Dunkirk Redux

In a recreation of Dunkirk, Brits try to rescue fellow Brits stranded in France due to the volcano.

And the French were just as helpful as in the past.



NY Times: 'Little Ships' Rerun Finds Its Own Dunkirk

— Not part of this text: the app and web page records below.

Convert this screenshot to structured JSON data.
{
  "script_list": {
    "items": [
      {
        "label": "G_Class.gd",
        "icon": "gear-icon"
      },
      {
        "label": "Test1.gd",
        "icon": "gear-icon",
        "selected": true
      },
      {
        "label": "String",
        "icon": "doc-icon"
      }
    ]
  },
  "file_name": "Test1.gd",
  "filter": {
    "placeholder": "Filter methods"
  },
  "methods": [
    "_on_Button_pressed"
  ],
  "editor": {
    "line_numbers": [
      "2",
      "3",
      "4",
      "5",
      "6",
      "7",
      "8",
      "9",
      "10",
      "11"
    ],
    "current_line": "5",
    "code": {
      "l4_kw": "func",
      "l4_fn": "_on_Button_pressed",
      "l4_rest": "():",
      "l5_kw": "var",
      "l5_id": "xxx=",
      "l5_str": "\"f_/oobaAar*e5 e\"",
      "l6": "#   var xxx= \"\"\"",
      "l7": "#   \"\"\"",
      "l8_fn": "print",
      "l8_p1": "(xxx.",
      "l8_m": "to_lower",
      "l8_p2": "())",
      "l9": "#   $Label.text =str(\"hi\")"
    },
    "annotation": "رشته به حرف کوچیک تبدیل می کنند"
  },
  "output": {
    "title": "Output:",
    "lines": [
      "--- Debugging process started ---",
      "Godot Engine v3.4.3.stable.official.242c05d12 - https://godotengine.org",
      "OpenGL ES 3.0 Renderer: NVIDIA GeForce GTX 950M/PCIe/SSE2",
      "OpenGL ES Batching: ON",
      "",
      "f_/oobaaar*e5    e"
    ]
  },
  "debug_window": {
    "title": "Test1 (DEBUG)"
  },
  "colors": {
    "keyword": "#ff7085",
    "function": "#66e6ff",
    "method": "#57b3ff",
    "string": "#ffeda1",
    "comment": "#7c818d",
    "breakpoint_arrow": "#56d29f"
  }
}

DOVER, England — Few moments in modern British history are more iconic than the evacuation of the British expeditionary force of nearly 340,000 troops in the spring of 1940 from the beaches of Dunkirk, 22 miles across the Channel from the white chalk cliffs that overlook this ancient port town. At the time, Winston Churchill called it "a miracle of deliverance."
This time, the effort centered on a group of men in a flotilla of inflatable speedboats who set out from Dover to ferry some of their stranded compatriots home from the rail and ferry chaos created by the cloud of volcanic ash that has shut down much of Europe's air traffic. British newspapers have calculated that the shutdown has stranded up to a million British travelers, counting those whose outbound flights have been canceled and those abroad trying to get home.
But after hours of fruitless negotiation, the organizers of the modern evacuation venture were defeated by an adversary that prevailed where Hitler's battalions and dive bombers failed. The opposing force on this occasion was a small regiment of unimpressed French harbor and immigration officials, who met the Englishmen and their 30-foot boats in the harbor at Calais with a resolute "Non!"

full @


Hotmail has tools for the New Busy. Search, chat and e-mail from your inbox. Learn more.


Post a Comment

Subscribe to Post Comments [Atom]

Links to this post:

Create a Link

<< Home